━━━━━ Input material

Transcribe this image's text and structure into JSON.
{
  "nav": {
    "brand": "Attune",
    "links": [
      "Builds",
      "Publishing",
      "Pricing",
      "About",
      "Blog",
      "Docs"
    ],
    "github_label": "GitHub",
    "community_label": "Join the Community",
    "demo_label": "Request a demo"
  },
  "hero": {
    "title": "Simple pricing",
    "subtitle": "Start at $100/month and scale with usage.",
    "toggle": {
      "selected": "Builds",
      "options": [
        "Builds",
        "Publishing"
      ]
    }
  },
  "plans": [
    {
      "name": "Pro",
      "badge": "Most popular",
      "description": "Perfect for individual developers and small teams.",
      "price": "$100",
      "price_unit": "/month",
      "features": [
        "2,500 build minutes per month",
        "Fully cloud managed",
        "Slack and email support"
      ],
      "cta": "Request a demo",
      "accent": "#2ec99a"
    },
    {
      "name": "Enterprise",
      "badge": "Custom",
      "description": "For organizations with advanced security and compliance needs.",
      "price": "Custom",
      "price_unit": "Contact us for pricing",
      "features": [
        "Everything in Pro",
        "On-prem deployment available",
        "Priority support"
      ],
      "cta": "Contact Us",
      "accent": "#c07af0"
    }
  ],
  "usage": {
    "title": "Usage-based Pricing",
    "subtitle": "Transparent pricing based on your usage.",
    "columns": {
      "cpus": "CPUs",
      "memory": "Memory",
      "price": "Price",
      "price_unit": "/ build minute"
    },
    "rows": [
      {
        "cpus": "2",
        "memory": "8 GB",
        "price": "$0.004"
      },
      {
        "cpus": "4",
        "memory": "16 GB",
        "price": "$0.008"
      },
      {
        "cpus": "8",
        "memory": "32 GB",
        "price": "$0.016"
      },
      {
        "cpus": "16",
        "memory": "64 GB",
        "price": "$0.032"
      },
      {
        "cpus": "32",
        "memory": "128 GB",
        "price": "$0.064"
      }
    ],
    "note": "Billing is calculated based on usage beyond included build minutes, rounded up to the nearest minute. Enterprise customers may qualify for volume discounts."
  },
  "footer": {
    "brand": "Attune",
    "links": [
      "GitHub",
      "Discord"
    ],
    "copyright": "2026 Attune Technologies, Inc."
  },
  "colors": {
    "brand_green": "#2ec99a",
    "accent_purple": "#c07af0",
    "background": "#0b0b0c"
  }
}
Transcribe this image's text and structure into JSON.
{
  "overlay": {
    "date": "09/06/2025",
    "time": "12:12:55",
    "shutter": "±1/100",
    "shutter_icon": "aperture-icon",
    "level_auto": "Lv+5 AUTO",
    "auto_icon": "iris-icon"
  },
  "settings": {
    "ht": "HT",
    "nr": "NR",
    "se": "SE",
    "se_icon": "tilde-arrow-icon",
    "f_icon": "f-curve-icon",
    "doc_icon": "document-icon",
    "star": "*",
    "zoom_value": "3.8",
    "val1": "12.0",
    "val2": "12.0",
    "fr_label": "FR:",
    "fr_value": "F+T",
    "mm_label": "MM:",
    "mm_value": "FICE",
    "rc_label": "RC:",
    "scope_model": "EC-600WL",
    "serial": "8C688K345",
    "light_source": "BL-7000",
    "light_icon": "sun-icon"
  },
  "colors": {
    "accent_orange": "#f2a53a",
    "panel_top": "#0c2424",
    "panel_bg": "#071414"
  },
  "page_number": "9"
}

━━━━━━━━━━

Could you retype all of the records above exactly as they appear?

Transcribe this image's text and structure into JSON.
{
  "nav": {
    "brand": "Attune",
    "links": [
      "Builds",
      "Publishing",
      "Pricing",
      "About",
      "Blog",
      "Docs"
    ],
    "github_label": "GitHub",
    "community_label": "Join the Community",
    "demo_label": "Request a demo"
  },
  "hero": {
    "title": "Simple pricing",
    "subtitle": "Start at $100/month and scale with usage.",
    "toggle": {
      "selected": "Builds",
      "options": [
        "Builds",
        "Publishing"
      ]
    }
  },
  "plans": [
    {
      "name": "Pro",
      "badge": "Most popular",
      "description": "Perfect for individual developers and small teams.",
      "price": "$100",
      "price_unit": "/month",
      "features": [
        "2,500 build minutes per month",
        "Fully cloud managed",
        "Slack and email support"
      ],
      "cta": "Request a demo",
      "accent": "#2ec99a"
    },
    {
      "name": "Enterprise",
      "badge": "Custom",
      "description": "For organizations with advanced security and compliance needs.",
      "price": "Custom",
      "price_unit": "Contact us for pricing",
      "features": [
        "Everything in Pro",
        "On-prem deployment available",
        "Priority support"
      ],
      "cta": "Contact Us",
      "accent": "#c07af0"
    }
  ],
  "usage": {
    "title": "Usage-based Pricing",
    "subtitle": "Transparent pricing based on your usage.",
    "columns": {
      "cpus": "CPUs",
      "memory": "Memory",
      "price": "Price",
      "price_unit": "/ build minute"
    },
    "rows": [
      {
        "cpus": "2",
        "memory": "8 GB",
        "price": "$0.004"
      },
      {
        "cpus": "4",
        "memory": "16 GB",
        "price": "$0.008"
      },
      {
        "cpus": "8",
        "memory": "32 GB",
        "price": "$0.016"
      },
      {
        "cpus": "16",
        "memory": "64 GB",
        "price": "$0.032"
      },
      {
        "cpus": "32",
        "memory": "128 GB",
        "price": "$0.064"
      }
    ],
    "note": "Billing is calculated based on usage beyond included build minutes, rounded up to the nearest minute. Enterprise customers may qualify for volume discounts."
  },
  "footer": {
    "brand": "Attune",
    "links": [
      "GitHub",
      "Discord"
    ],
    "copyright": "2026 Attune Technologies, Inc."
  },
  "colors": {
    "brand_green": "#2ec99a",
    "accent_purple": "#c07af0",
    "background": "#0b0b0c"
  }
}
Transcribe this image's text and structure into JSON.
{
  "overlay": {
    "date": "09/06/2025",
    "time": "12:12:55",
    "shutter": "±1/100",
    "shutter_icon": "aperture-icon",
    "level_auto": "Lv+5 AUTO",
    "auto_icon": "iris-icon"
  },
  "settings": {
    "ht": "HT",
    "nr": "NR",
    "se": "SE",
    "se_icon": "tilde-arrow-icon",
    "f_icon": "f-curve-icon",
    "doc_icon": "document-icon",
    "star": "*",
    "zoom_value": "3.8",
    "val1": "12.0",
    "val2": "12.0",
    "fr_label": "FR:",
    "fr_value": "F+T",
    "mm_label": "MM:",
    "mm_value": "FICE",
    "rc_label": "RC:",
    "scope_model": "EC-600WL",
    "serial": "8C688K345",
    "light_source": "BL-7000",
    "light_icon": "sun-icon"
  },
  "colors": {
    "accent_orange": "#f2a53a",
    "panel_top": "#0c2424",
    "panel_bg": "#071414"
  },
  "page_number": "9"
}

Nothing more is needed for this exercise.